Their distrust of average citizens was combined with a startlingly thoroughgoing faith in material and mechanistic solutions to human problems.  Looking around them, the Myrdals saw (as intelligent and sensitive people will) a good deal of human unhappiness, a large measure of inefficiency and sloppiness. And always they insisted that these things could be cured by "a rationalization of human life."

So, the obvious question becomes: What was the Myrdal legacy? Did it all work? The simple answer is no. There was no clear improvement in fertility, and research shows that several of the programs seem to have increased divorce and reduced marriage rates. They didn't succeed either in buying more children or in strengthening families.

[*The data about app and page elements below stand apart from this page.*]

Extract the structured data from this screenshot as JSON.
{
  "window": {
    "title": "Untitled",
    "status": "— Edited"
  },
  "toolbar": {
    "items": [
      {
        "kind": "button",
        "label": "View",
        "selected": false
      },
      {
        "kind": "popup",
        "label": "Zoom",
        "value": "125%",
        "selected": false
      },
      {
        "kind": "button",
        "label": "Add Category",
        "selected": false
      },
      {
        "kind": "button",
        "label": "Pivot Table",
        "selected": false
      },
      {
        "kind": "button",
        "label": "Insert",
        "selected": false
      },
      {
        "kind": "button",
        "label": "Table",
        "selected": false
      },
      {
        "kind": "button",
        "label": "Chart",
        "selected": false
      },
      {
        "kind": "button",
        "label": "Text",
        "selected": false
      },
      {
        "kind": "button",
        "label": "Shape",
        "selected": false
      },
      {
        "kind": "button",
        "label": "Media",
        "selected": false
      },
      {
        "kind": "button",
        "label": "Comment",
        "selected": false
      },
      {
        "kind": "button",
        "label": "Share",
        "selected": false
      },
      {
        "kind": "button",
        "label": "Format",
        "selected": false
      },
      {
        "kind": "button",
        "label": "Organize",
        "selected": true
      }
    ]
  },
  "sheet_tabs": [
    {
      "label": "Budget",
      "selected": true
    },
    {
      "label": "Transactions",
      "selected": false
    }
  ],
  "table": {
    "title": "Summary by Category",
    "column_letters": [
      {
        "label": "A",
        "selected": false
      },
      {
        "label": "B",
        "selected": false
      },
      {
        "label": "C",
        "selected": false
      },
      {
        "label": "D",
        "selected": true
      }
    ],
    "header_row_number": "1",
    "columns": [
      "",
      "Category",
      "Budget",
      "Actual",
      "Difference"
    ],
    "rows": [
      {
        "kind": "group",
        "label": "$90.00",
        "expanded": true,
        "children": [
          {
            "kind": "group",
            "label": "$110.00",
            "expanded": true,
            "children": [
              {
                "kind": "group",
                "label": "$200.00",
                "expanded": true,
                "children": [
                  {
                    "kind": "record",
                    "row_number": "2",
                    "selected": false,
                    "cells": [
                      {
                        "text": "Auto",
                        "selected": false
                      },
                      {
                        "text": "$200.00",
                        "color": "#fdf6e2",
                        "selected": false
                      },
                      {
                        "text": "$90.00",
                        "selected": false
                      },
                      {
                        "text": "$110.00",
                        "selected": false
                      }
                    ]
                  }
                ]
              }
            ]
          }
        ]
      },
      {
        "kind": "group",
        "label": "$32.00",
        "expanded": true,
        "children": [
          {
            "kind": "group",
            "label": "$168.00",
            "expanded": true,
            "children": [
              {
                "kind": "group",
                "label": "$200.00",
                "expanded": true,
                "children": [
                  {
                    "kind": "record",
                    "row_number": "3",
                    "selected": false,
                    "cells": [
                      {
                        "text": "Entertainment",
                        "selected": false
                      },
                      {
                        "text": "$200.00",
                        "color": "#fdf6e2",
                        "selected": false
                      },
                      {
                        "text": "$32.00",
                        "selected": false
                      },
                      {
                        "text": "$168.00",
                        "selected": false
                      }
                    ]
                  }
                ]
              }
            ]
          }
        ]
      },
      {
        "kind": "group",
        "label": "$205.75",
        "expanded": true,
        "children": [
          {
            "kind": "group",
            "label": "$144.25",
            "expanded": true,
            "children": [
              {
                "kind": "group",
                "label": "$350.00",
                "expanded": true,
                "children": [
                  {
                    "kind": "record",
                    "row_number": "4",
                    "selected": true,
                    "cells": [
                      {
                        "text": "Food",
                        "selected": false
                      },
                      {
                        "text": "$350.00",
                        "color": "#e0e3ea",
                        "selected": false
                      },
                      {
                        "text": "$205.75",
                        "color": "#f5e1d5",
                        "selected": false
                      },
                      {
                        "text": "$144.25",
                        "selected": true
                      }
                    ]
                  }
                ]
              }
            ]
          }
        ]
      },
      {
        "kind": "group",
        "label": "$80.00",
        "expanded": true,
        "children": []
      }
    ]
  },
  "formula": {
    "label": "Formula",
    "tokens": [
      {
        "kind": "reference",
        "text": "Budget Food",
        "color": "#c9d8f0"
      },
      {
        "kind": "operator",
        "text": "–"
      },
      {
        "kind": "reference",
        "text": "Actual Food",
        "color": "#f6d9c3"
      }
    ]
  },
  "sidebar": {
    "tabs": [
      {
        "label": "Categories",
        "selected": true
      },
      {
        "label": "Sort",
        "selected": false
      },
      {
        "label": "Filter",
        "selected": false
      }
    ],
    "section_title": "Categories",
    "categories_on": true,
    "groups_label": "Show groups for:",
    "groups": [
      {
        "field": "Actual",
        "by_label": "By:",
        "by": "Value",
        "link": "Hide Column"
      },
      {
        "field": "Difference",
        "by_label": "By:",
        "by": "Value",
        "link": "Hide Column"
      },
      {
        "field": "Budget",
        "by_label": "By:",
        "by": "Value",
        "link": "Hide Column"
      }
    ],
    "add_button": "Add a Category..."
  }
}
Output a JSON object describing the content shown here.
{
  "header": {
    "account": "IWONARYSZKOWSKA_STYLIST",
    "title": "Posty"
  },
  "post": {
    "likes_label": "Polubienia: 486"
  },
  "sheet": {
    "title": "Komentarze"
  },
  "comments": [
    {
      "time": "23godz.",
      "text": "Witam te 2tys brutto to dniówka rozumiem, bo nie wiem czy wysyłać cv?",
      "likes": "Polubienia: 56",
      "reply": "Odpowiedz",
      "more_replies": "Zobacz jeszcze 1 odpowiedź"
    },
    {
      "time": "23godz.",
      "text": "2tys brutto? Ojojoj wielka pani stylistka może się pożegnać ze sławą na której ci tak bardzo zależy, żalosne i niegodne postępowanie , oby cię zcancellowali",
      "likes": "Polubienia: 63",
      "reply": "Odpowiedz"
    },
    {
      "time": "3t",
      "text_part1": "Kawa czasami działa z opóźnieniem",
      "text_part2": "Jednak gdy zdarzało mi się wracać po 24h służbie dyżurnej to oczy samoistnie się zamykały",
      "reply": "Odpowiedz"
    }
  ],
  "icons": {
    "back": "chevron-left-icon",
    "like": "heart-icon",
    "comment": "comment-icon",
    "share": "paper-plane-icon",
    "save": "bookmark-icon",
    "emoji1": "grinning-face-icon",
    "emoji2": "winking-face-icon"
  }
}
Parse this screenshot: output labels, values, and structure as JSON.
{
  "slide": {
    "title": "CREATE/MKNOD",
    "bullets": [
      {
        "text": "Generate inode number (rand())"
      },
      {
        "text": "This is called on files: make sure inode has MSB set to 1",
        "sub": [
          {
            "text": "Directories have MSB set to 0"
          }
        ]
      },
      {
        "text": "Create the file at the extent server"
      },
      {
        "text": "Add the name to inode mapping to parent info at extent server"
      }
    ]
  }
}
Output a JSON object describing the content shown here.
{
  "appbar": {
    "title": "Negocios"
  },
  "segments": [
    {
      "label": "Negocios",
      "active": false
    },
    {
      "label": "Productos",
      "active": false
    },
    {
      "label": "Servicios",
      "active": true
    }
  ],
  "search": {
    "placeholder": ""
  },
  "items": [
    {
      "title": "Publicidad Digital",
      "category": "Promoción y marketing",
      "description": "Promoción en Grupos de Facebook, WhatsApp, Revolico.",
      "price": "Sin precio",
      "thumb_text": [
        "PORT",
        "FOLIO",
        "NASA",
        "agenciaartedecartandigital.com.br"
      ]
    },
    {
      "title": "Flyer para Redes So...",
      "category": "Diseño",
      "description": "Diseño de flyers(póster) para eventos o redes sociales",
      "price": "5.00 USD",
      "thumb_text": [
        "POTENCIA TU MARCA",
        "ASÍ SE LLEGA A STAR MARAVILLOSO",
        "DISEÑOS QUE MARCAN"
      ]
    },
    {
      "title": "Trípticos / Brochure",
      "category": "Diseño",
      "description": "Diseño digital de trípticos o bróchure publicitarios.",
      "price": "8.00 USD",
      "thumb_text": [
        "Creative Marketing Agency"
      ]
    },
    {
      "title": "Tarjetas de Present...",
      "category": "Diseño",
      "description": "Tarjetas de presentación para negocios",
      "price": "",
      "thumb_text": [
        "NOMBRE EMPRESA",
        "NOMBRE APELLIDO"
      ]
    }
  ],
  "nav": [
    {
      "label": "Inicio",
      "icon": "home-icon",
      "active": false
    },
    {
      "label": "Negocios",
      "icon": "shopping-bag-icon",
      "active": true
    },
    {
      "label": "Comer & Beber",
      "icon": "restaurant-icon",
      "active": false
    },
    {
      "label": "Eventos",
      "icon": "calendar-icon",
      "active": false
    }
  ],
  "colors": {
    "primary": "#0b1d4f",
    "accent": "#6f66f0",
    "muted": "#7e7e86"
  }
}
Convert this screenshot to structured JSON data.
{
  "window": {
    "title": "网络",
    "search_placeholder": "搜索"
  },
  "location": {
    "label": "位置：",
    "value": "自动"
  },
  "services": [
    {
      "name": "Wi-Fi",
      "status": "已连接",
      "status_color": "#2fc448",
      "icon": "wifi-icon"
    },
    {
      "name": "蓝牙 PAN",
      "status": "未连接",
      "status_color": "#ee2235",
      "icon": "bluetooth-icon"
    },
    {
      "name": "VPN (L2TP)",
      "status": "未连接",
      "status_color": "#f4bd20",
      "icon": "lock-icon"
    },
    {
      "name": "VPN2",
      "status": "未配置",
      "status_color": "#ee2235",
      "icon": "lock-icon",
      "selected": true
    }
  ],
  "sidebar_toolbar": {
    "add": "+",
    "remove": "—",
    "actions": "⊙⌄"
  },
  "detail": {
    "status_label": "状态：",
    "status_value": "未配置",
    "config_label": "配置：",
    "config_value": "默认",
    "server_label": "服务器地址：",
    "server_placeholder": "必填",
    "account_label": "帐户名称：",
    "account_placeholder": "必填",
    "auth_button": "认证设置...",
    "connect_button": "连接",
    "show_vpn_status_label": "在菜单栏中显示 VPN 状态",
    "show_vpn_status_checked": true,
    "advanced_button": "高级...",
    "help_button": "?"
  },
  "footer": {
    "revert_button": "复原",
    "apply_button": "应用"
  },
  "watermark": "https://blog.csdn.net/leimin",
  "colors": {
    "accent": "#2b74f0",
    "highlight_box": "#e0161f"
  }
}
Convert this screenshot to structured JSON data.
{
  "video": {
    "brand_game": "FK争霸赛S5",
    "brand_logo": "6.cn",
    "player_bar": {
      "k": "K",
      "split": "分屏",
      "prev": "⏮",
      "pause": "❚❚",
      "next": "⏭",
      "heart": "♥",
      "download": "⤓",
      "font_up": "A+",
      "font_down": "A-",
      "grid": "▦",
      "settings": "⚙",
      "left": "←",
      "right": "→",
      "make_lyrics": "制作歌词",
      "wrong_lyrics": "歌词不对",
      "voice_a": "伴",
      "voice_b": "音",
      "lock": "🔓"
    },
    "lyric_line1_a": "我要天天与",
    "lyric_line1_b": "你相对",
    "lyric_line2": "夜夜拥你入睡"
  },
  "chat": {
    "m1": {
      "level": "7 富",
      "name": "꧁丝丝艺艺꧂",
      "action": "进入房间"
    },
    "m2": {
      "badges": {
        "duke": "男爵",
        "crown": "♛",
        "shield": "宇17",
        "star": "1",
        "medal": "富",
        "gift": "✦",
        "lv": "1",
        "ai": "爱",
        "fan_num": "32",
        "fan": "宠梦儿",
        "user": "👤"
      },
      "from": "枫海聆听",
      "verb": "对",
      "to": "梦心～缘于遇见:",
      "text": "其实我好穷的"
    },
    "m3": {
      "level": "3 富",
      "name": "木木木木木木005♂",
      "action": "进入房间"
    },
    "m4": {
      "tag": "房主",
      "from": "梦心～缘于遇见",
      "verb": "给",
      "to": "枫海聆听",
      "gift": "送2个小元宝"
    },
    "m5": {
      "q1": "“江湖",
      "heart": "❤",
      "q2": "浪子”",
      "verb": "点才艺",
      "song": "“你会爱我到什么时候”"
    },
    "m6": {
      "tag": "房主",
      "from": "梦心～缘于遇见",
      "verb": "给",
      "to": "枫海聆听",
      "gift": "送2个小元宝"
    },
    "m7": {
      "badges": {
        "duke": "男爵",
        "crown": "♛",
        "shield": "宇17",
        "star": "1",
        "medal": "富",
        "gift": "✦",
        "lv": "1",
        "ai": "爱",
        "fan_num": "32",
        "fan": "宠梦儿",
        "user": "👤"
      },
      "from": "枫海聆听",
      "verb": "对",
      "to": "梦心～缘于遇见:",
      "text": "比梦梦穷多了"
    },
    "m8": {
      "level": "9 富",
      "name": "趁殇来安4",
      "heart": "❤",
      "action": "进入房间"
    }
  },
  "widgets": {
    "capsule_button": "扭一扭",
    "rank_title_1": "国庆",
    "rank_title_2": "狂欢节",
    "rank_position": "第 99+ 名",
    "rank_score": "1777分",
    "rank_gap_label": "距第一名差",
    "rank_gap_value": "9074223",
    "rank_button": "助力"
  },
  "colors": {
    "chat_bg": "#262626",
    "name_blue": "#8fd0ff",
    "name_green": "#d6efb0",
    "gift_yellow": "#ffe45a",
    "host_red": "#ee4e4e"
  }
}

And then there was the wider fallout. As the relatively modest programs that the Myrdals succeeded in pushing through at the end of the 1930s were gradually expanded and extended, the effects rippled ever more deeply through Swedish life. While rapid changes had been taking place in the country since the mid-1800s, Sweden began this century as a predominantly rural and relatively traditional and socially conservative society. Carlson points out that conventional middle-class domestic structures, sexual norms, and economic arrangements persisted in Sweden for at least a generation beyond 1939 and the wrap-up of the Myrdal's big push. Indeed, the 1950s marked something of a domestic revival in Sweden, as in most other industrial countries, with marriage rates, home-based child rearing, and familism in general blipping upward.

This trend, however, was short-lived. The ideas and institutions of the 1930s debate—including government income distribution, special aid to never-married mothers, collective housing schemes, progressive taxation weighing especially heavily on families, feminist labor laws, welfare programs for an ever-growing array of social needs, and professionalized child rearing—steadily tinted behavior and attitudes. "State economic and cultural incentives," Carlson writes, gradually "lured ever more Swedes out of traditional networks."

Hewing closely to his self-assigned subject of family policy, Carlson doesn't stray into considerations of economic performance or other broad measures of the health of the modern Swedish welfare state. But even on his limited field of play he finds considerable damage done. The Swedish marriage rate is today the lowest among modern nations. Roughly a third of the 35-year-old women in Sweden today will die unmarried. Cohabitation rates are very high, and the couplings tend to be quite unstable. Carlson points out that when the divorce rate and "the dissolution rate of cohabitation couples" are added together, Sweden seems to have the highest rate of "couple dissolution" on the globe.

Sweden has the smallest households and the highest percentage of one-person households in the world—63 percent of all living units in downtown Stockholm contain only a single resident. Fully half of all current births in Sweden occur outside of marriage. (This compares to 26 percent in the U.S. and 1 percent in Japan.) The average age of first intercourse for Swedish girls is just over 14, versus 17 in the United States. Meanwhile, the overall Swedish fertility rate remains 15 percent to 20 percent below the zero-growth level.

Modern Sweden is, of course, a loudly trumpeted model for many of the American academics and politicians now peddling various "family policies" at the national level. Sweden's day-care centers, parental leave plans, labor laws, and tax and entitlement packages are proclaimed to be vastly superior to the crazy quilt incentives that poor old unsubsidized, unrationalized American parents experience.

By any decent standard of evidence, it shouldn't take many copies of Allan Carlson's terse, fair, and splendidly documented book to enter into circulation before "The Swedish Example" is knocked completely out of our public discourse for good. But don't count on that happening. Our modern-day Myrdals are a determined lot. They really want to help.

Contributing Editor Karl Zinsmeister is an Ithaca, New York, writer. He is working on a book about American children and families to be published by Harper-Collins.